Behind Denmark, the UK was Arla’s second-largest producer of raw milk in 2017, delivering 3.2bn kilogrammes, down 0.2% compared to the previous year, accounting for 23% of the processor’s total deliveries.



Arla UK producer numbers have continued to shadow national trends, declining by 3.6% (90 producers) to 2,395 in 2017, 15% below the level seen five years ago.   

Producer numbers for the seven countries that supply Arla all fell in 2017, with the total number down 5.5% to 11,262 farmer-owners, 10.8% below its level in 2013.



The financial results coincide with the company’s recent announcement of a £72m investment in its UK business.

“Arla was both the fastest-growing FMCG (fast-moving consumer goods) brand in the UK and the only leading dairy company delivering branded growth,” said Arla UK managing director, Tomas Pietrangeli.

“We also saw significant wins in both foodservice and own label offerings in 2017 such as the Morrisons’ fresh milk tender win.”

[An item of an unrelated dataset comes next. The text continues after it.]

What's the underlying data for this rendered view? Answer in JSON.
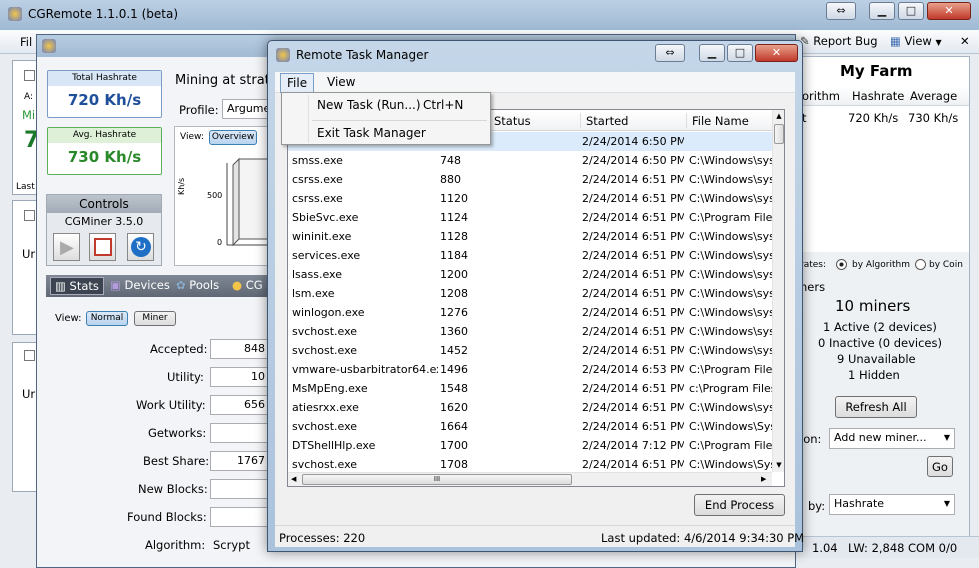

Mr Pietrangeli said the results put Arla in a strong position to deliver on its Good Growth 2020 strategy.


“Making innovative and inherently natural dairy products, produced responsibly and sustainably, enables us to continue to deliver in an ever-increasing consumer-driven grocery market,” he added.

Arla UK’s growth was burgeoned by the strong performance of its branded products, with Lurpak, Anchor and the Arla brand growing by 9%, 16% and 18% respectively.

Revenues were further helped by new products launched in the last three years, which accounted for 10% of branded net revenues.

“We welcome this positive news from Arla, which signals the strength of farmer-owned co-operative models and their ability to be able to drive growth while faced with a volatile global market, a weak currency and uncertainty surrounding Brexit negotiations,” said NFU National Dairy Board chairman and Arla supplier, Michael Oakes.

“As the UK’s biggest milk buyer, it is reassuring to the industry as a whole that Arla is committed to remaining in the UK market and investing to create future growth.”

Mr Oakes added: “Increased revenue should also help mitigate Arla farmers from the more severe effects of volatile milk prices and prevent a return to 2016 lows.”